START Records

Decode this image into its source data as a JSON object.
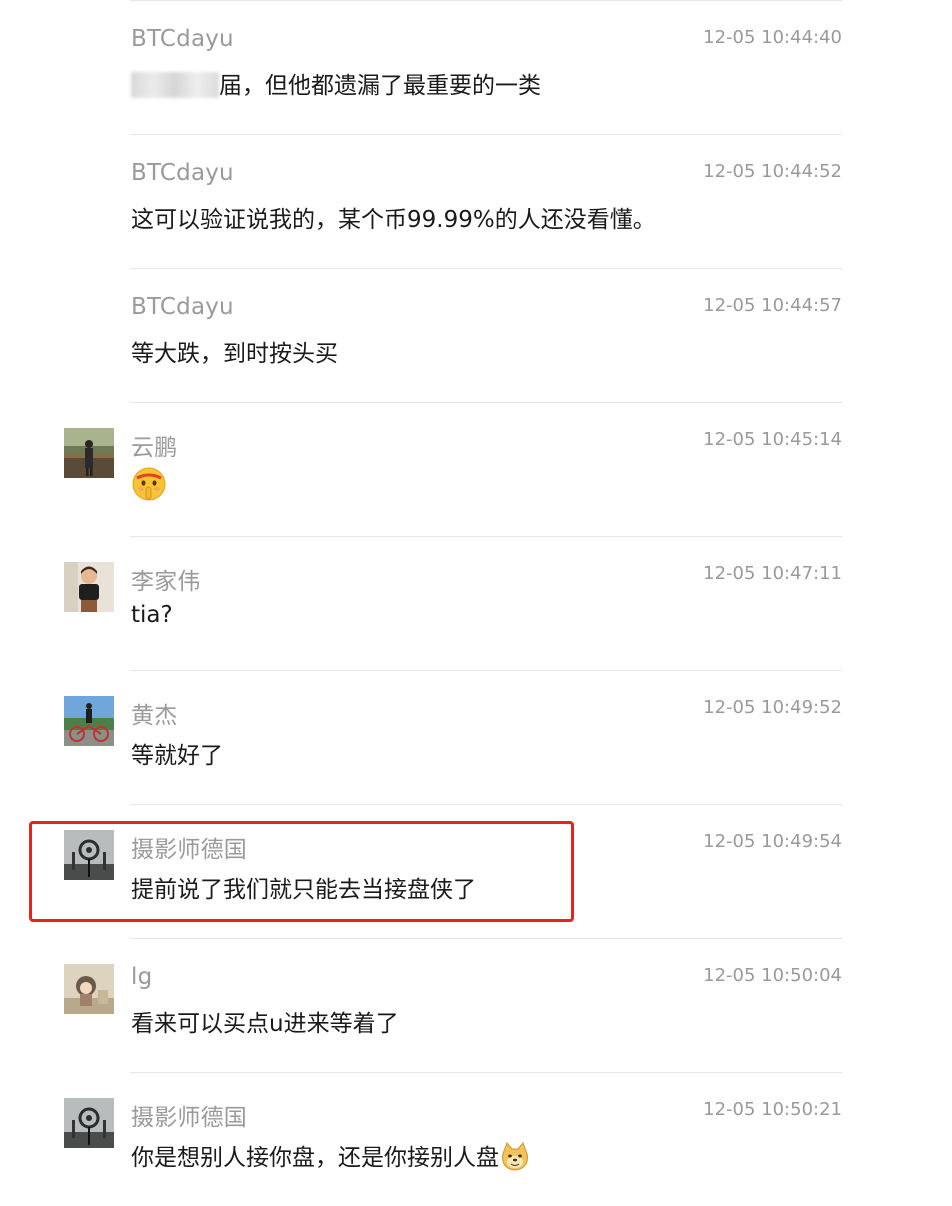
{
  "colors": {
    "name": "#9a9a9a",
    "text": "#1a1a1a",
    "divider": "#e6e6e6",
    "highlight": "#e8231d"
  },
  "messages": [
    {
      "author": "BTCdayu",
      "time": "12-05 10:44:40",
      "text": "届，但他都遗漏了最重要的一类",
      "avatar": "none",
      "redacted_prefix": true
    },
    {
      "author": "BTCdayu",
      "time": "12-05 10:44:52",
      "text": "这可以验证说我的，某个币99.99%的人还没看懂。",
      "avatar": "none"
    },
    {
      "author": "BTCdayu",
      "time": "12-05 10:44:57",
      "text": "等大跌，到时按头买",
      "avatar": "none"
    },
    {
      "author": "云鹏",
      "time": "12-05 10:45:14",
      "text": "",
      "emoji": "shushing-face-emoji",
      "avatar": "person-outdoors-photo"
    },
    {
      "author": "李家伟",
      "time": "12-05 10:47:11",
      "text": "tia?",
      "avatar": "child-photo"
    },
    {
      "author": "黄杰",
      "time": "12-05 10:49:52",
      "text": "等就好了",
      "avatar": "cyclist-photo"
    },
    {
      "author": "摄影师德国",
      "time": "12-05 10:49:54",
      "text": "提前说了我们就只能去当接盘侠了",
      "avatar": "dark-fantasy-photo",
      "highlighted": true
    },
    {
      "author": "lg",
      "time": "12-05 10:50:04",
      "text": "看来可以买点u进来等着了",
      "avatar": "cartoon-girl-photo"
    },
    {
      "author": "摄影师德国",
      "time": "12-05 10:50:21",
      "text": "你是想别人接你盘，还是你接别人盘",
      "emoji": "doge-emoji",
      "avatar": "dark-fantasy-photo"
    }
  ]
}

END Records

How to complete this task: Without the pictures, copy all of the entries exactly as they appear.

Answer to this problem:
Decode this image into its source data as a JSON object.
{
  "colors": {
    "name": "#9a9a9a",
    "text": "#1a1a1a",
    "divider": "#e6e6e6",
    "highlight": "#e8231d"
  },
  "messages": [
    {
      "author": "BTCdayu",
      "time": "12-05 10:44:40",
      "text": "届，但他都遗漏了最重要的一类",
      "avatar": "none",
      "redacted_prefix": true
    },
    {
      "author": "BTCdayu",
      "time": "12-05 10:44:52",
      "text": "这可以验证说我的，某个币99.99%的人还没看懂。",
      "avatar": "none"
    },
    {
      "author": "BTCdayu",
      "time": "12-05 10:44:57",
      "text": "等大跌，到时按头买",
      "avatar": "none"
    },
    {
      "author": "云鹏",
      "time": "12-05 10:45:14",
      "text": "",
      "emoji": "shushing-face-emoji",
      "avatar": "person-outdoors-photo"
    },
    {
      "author": "李家伟",
      "time": "12-05 10:47:11",
      "text": "tia?",
      "avatar": "child-photo"
    },
    {
      "author": "黄杰",
      "time": "12-05 10:49:52",
      "text": "等就好了",
      "avatar": "cyclist-photo"
    },
    {
      "author": "摄影师德国",
      "time": "12-05 10:49:54",
      "text": "提前说了我们就只能去当接盘侠了",
      "avatar": "dark-fantasy-photo",
      "highlighted": true
    },
    {
      "author": "lg",
      "time": "12-05 10:50:04",
      "text": "看来可以买点u进来等着了",
      "avatar": "cartoon-girl-photo"
    },
    {
      "author": "摄影师德国",
      "time": "12-05 10:50:21",
      "text": "你是想别人接你盘，还是你接别人盘",
      "emoji": "doge-emoji",
      "avatar": "dark-fantasy-photo"
    }
  ]
}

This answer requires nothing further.